Q&A with Rafael Laguna: What role does encryption play in ensuring watertight security?

Data security used to be primarily about physically controlling where information was stored. But over the last few years the move towards greater use of mobile devices and increasing reliance on email for business communication has made securing information much more of a challenge.

The solution many organisations have turned to is encryption, particularly for emails, but is this really the answer? Cloud collaboration specialist Open-Xchange is launching OX Guard, a fully integrated email security and encryption add-on to its OX App Suite.

OX Guard works inside the browser, with no need for special plugins or prior knowledge of encryption. Users of the OX environment will automatically receive decrypted emails, while external addresses can read encrypted content via a secure link.

Related: Sadly Snowden's right: Online encryption is a necessity

We spoke to Open-Xchange CEO Rafael Laguna to find out about the role encryption has to play in ensuring security and privacy.

Q: How can encryption be used as part of a broader security strategy?

Rafael Laguna: Encryption adds another layer of security and complexity. Encrypted data at rest is pretty safe from prying eyes when stolen - someone with malicious intent may be able to get to it, but it will make no sense, so it is worthless. Unfortunately the same applies when the legit consumer of the data wants to access it, some additional secure process to make it consumable again needs to be run, adding another cumbersome step.

Q: Doesn’t encryption just add an extra layer of complexity making information harder to access and meaning people won't use it?

RL: Yes, indeed. This is why encryption hasn't been widely adopted in the mainstream. Encryption only gets user acceptance when it is easy to use. So encrypt as much as you can but keep the usability high.

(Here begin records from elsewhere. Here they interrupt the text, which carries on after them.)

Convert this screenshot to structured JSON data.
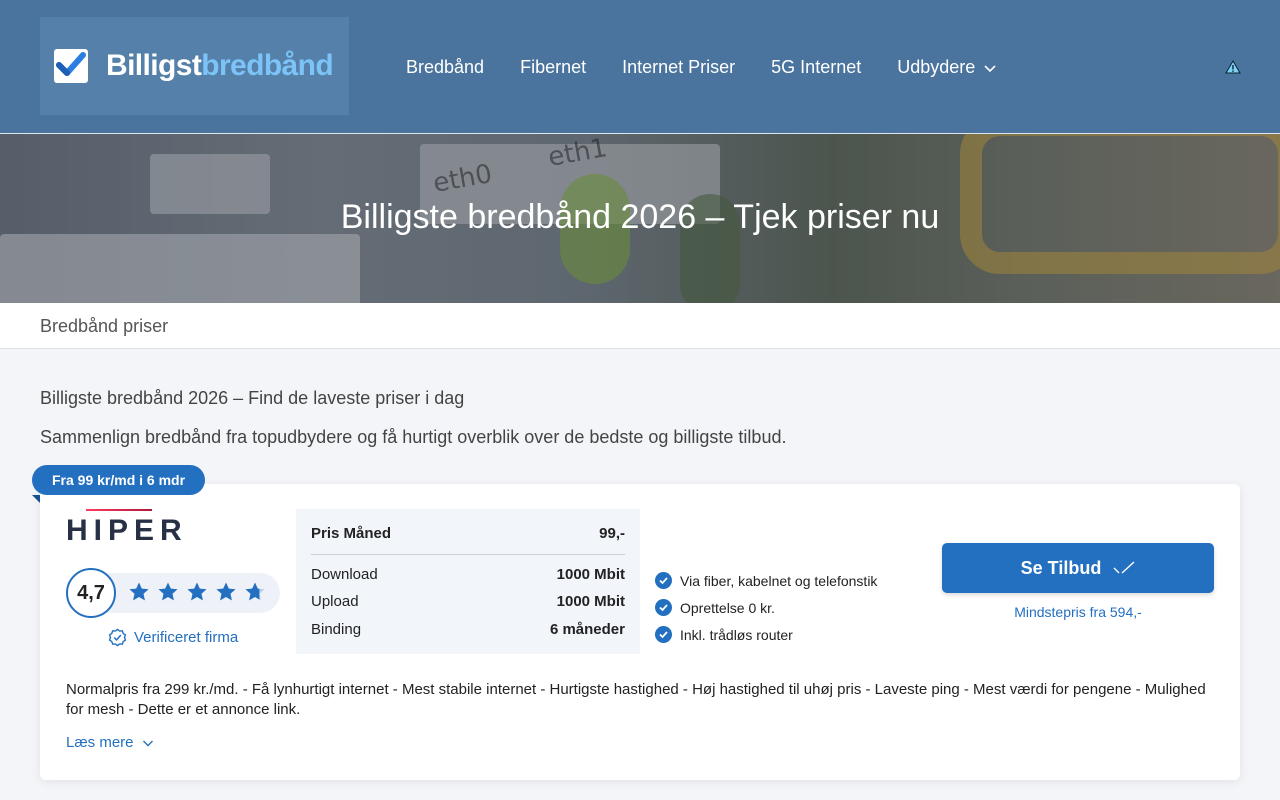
{
  "header": {
    "logo": {
      "part1": "Billigst",
      "part2": "bredbånd"
    },
    "nav": [
      {
        "label": "Bredbånd"
      },
      {
        "label": "Fibernet"
      },
      {
        "label": "Internet Priser"
      },
      {
        "label": "5G Internet"
      },
      {
        "label": "Udbydere",
        "has_dropdown": true
      }
    ]
  },
  "hero": {
    "title": "Billigste bredbånd 2026 – Tjek priser nu",
    "photo_labels": [
      "eth0",
      "eth1"
    ]
  },
  "breadcrumb": {
    "label": "Bredbånd priser"
  },
  "intro": {
    "heading": "Billigste bredbånd 2026 – Find de laveste priser i dag",
    "text": "Sammenlign bredbånd fra topudbydere og få hurtigt overblik over de bedste og billigste tilbud."
  },
  "offer": {
    "ribbon": "Fra 99 kr/md i 6 mdr",
    "provider": "HIPER",
    "rating": "4,7",
    "stars": 4.7,
    "verified": "Verificeret firma",
    "price_head": {
      "label": "Pris Måned",
      "value": "99,-"
    },
    "specs": [
      {
        "label": "Download",
        "value": "1000 Mbit"
      },
      {
        "label": "Upload",
        "value": "1000 Mbit"
      },
      {
        "label": "Binding",
        "value": "6 måneder"
      }
    ],
    "features": [
      "Via fiber, kabelnet og telefonstik",
      "Oprettelse 0 kr.",
      "Inkl. trådløs router"
    ],
    "cta": "Se Tilbud",
    "min_price": "Mindstepris fra 594,-",
    "description": "Normalpris fra 299 kr./md. - Få lynhurtigt internet - Mest stabile internet - Hurtigste hastighed - Høj hastighed til uhøj pris - Laveste ping - Mest værdi for pengene - Mulighed for mesh - Dette er et annonce link.",
    "read_more": "Læs mere"
  },
  "colors": {
    "header_bg": "#4a749d",
    "accent": "#2470c0",
    "logo_accent": "#7cc3f7"
  },
  "icons": [
    "checkbox-logo-icon",
    "chevron-down-icon",
    "warning-icon",
    "star-icon",
    "verified-badge-icon",
    "checkmark-icon"
  ]
}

Q: How can you overcome the problem of exchanging information with third-parties who aren’t using the same encryption system?

RL: There are two solutions, short and long-term. In the short-term you can give a guest access to the data so that the recipients can come to your system to get the information. This is the path we have chosen for OX Guard, the external recipient of the encrypted mail or file gets their own account on the sender’s system where they can read and reply to the mail, decrypt the file and download it to her system. The second, long-term, solution is standards, which we agree there needs to be more use of (and more that are less cumbersome than, let's say, PGP) so that more interchange between systems is possible. This is why the internet works in the first place: open standards!

Q: Email encryption is good at protecting information from casual or opportunist interception but can it be effective against determined hacking or espionage attempts?

RL: Email encryption is good for protecting both against wholesale surveillance as well as individual attacks, because the content is safe. The big hole that still exists is the meta-data. Even with encrypted content and traffic you can still snoop on who is sending mail to whom and when. The same goes for many other forms of electronic communication. The only remedy to this will be extensions of existing standards that hide even that.

Q: How big a role does encryption have to play in helping companies stay compliant with the latest regulations related to handling sensitive data?

RL: Using encryption and services from trusted providers is the only way in the cloud age for companies to stay compliant.

You can find out more about the OX App Suite and OX Guard on the Open-Xchange website.

Image Credit: Maksim Kabakou / Shutterstock